3) The C share which typically pays an on-going 1% trailer on the value of the investors account, allows the advisor the same opportunity available in the asset-based managed accounts without the need of a middleman or third-party servicing. Again, this is paid through the now disputed term, 12b-1 expense. These accounts allow the smaller investor (e.g. less than $100,000) the ability to participate in an asset-based product that, over the years, compensates an advisor more as the account goes up in value and less as it comes down in value. This builds a long-term goal of investing by encouraging relationships that stay informed, educated and serviced.

4) Finally, for the large investor ($1,000,000) even the A share and its 12b-1 structure is the most cost-effective. At this level most load funds allow this $1,000,000 to purchase shares at a 0% front-end load (also known as net asset value) and have the advisor take a smaller 12b-1 fee (typically 25 basis points) in lieu of a more traditional asset-managed account which could cost 1% or more per year.

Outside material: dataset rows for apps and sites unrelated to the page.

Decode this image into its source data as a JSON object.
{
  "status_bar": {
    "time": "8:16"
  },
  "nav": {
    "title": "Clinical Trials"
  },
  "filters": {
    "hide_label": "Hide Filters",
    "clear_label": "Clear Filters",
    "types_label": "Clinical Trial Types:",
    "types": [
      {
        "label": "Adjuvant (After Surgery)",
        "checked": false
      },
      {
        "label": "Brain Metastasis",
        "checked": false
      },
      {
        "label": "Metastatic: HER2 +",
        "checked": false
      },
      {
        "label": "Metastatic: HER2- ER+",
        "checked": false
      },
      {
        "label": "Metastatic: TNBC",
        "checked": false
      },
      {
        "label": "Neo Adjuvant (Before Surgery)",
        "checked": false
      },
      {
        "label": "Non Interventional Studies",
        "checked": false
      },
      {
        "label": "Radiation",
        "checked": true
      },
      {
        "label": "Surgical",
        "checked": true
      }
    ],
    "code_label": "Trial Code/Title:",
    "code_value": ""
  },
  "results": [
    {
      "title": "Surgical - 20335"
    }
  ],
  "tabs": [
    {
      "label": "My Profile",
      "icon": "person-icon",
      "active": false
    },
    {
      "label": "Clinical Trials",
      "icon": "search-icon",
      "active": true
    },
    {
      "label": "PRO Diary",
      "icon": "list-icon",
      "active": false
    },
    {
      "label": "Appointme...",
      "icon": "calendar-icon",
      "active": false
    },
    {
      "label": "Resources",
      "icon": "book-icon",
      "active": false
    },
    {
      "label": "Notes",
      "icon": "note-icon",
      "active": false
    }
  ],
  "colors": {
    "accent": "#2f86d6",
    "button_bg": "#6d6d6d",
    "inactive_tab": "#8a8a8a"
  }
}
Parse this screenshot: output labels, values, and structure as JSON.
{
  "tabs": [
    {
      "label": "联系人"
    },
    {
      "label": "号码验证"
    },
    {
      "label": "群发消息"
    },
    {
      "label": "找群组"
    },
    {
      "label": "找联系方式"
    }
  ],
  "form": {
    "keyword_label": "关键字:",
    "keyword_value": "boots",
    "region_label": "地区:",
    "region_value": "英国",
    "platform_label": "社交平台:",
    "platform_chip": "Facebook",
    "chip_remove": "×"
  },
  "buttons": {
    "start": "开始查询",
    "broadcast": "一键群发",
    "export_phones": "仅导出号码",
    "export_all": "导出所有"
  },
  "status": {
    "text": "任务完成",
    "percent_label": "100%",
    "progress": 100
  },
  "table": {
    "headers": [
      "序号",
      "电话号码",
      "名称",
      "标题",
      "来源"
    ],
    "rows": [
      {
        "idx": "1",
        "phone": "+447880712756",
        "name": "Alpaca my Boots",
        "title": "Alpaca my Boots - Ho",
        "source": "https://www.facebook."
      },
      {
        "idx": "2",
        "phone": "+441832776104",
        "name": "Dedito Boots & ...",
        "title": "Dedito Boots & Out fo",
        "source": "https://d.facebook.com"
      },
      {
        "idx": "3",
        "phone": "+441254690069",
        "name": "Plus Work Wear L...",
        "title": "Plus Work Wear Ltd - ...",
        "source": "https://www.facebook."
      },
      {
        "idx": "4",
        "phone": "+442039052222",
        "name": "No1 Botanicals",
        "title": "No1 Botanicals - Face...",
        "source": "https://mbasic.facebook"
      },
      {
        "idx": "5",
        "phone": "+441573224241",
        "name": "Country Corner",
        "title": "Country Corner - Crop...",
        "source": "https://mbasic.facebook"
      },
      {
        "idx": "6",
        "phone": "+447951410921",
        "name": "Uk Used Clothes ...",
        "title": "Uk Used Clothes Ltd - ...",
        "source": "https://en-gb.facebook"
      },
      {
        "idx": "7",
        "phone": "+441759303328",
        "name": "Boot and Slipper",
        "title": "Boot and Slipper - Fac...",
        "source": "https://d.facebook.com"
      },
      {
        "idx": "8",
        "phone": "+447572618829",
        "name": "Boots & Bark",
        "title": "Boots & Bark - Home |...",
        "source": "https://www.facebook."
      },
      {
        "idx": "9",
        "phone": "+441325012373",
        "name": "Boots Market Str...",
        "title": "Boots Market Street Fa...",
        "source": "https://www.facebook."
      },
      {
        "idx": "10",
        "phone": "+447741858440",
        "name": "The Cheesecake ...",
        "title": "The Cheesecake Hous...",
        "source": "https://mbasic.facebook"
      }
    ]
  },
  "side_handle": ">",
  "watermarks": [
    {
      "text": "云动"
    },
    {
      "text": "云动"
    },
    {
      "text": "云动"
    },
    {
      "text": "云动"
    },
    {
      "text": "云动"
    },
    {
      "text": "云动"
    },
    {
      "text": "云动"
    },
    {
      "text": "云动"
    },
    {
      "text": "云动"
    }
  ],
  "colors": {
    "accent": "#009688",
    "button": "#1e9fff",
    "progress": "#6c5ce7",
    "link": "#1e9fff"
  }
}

The existing 12b-1 fees DOES offer a direct and significant marketing effect by allowing brokers/advisors the ability to continue operating their business of promoting mutual funds on an on-going basis to investors with different needs. Particularly, the need for the small investor (e.g. less than $100,000) the ability to access an advisor who might consider the B share or C share more advantageous to the client than the A share. Eliminating the 12b-1 fee will effectively cease the ability to offer these shares to current and future investors thus eliminating the exact marketing venue the 12b-1 fees were originally designed for. If for definition purposes such terminology (12b-1) needs to be readdressed and defined under a different term (e.g. service fee, trailer, advisor) then I support your goal of addressing this issue as long as the final compensation structure is not changed, altered, or eliminated.

Thank you for your time and attention to this matter.

Oren Peretz, Branch Manager- First Allied Securities, Inc.
NASD/NYSE Arbitrator/Mediator